Accident Database

Report ID# 3443

  • Caught in a Natural Hydraulic
  • Near Drowning
  • Other

Accident Description

It is with a humbled heart that I describe my own near drowning incident and how the situation was handled. It had been raining in Pucón, Chile for about three days and our kayak academy group was looking for the right run. The Rio Turbio is the closest run to our base; just a 3-minute drive to a bridge overlooking the river’s gauge. Many of the small rivers were on their way back down and the Turbio had dropped to an optimal level. While the upper stretch has serious class V drops there are some beautiful slides class II to IV on the lower part of this section. The run is a young basalt flow making this the most hikable and portagable river in the area. We planned to hike this gorgeous run with the option to run the class II to IV slides and rapids. No class V drops would be permitted.

It was a gorgeous day after the rain with the sun clearing clouds. As we scouted the portages a professional group of kayakers known as the Demshitz, which many of our students look up to, passed us. We dropped our kayaks some distance below the normal class V beautiful slides and cascading put-in and hiked up to watch the big boys. Students were excited watch them run run a 40 foot waterfall and then two class V slides. We hiked back to our kayaks, ran a class III rapid, and then portaged another 400 yards of rapids. In this section we again saw the big boys on a class V drop.

We eventually put on and ran our first class IV, eddied out and began to get into a groove. Students were in groups of three hopping eddies. Everyone got into a flow and rhythm, the day was sunny, and photogenic. I was happy for the kids to see this unique river. Near the end of the run we arrived to a large eddy above a 10’ waterfall to scout. While I had made a rule for the students to not run any class V drops I chose to run this drop myself.

I ran a left side boof flat that landed and immediately I flipped. There was a strong bubbly boil or frothy current line that combined with being pulled back into the waterfall curtain would not allow anything close to a roll. I swam out of the kayak and after a few seconds resurfaced briefly about 6’ downstream of the waterfall. I glimpsed a rope and quickly went under as I began my recirculation pattern. I would not have the luxury of resurfacing for another 60 to 90 seconds. Under the water I attempted several exit maneuvers but ultimately the waterfall froth kept me just under the surface. Eventually, I swam down to the bottom of the river with the waterfall current to try and flush out of the hydraulic from the downstream side. Swimming down to the bottom with the current was the last thing I recall during my struggle that is vivid in my mind.

Witnesses said I rose to the surface unconscious face down and floated out of the back of the recirculation zone. Three students pulled me to the bank. They cut my pfd straps and the neck gasket and neck of my drytop to get to my body and performed CPR for 2 minutes until I regained consciousness. I walked out, with help from the students at first, and was later able to move more quickly unassisted. Nearby residents drove me 200 m to their home, and placed me in a warm shower as I undressed. They  called the Pucón hospital emergency room.

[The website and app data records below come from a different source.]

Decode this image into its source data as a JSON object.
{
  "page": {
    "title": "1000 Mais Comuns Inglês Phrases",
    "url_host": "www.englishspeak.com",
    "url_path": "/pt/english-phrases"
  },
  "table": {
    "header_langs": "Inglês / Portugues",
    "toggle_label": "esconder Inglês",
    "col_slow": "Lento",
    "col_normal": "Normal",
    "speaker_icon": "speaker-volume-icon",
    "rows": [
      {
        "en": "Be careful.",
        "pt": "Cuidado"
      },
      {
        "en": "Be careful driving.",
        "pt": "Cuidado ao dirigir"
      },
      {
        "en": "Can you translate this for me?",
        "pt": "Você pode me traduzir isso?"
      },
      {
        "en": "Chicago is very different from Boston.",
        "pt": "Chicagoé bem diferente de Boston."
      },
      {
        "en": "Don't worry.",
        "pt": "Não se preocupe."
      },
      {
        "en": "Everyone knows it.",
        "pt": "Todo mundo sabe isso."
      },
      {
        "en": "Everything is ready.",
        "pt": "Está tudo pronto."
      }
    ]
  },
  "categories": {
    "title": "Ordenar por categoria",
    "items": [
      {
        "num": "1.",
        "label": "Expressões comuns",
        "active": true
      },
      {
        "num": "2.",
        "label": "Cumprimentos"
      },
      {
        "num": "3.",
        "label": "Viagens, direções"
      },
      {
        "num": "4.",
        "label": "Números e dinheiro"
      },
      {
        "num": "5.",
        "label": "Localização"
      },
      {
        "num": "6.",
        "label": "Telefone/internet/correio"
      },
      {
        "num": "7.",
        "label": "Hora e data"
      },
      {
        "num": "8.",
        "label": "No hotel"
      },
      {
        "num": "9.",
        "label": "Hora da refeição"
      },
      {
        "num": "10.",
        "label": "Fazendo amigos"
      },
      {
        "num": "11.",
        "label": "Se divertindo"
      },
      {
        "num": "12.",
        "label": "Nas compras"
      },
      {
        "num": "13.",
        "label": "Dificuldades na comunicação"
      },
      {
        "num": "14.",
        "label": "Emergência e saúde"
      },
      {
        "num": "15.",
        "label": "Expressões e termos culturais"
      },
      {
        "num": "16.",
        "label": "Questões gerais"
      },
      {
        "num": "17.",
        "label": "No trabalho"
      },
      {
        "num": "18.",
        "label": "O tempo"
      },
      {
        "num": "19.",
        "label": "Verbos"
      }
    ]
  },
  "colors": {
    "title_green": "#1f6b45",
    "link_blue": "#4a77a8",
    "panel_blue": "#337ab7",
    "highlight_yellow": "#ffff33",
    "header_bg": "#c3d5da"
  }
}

After warming, warm clothes, and wrapping in a blanket we drove 10 minutes to the hospital that immediately accepted based on the previous phone call. Vitals were checked and I was given oxygen. The doctor stated I had an inflamed lung but would be fine. A prescription for inflammation and an antibiotic were prescribed as the nurse rechecked vitals. They also gave me oxygen.

I was embarrassed, humbled, and upset with myself. No student ran anything more than a class IV drop and they acted swiftly ato perform thr rescue that ultimately saved my life. Today we discussed the incident and the reason why coaches have continually made students walk serious rapids. Last night I was sleepless as I too have learnt and contemplated deeper lessons throughout the night. This morning I felt like I had a hangover. Now, I am feeling much better. I will not paddle this week.

Join AW and support river stewardship nationwide!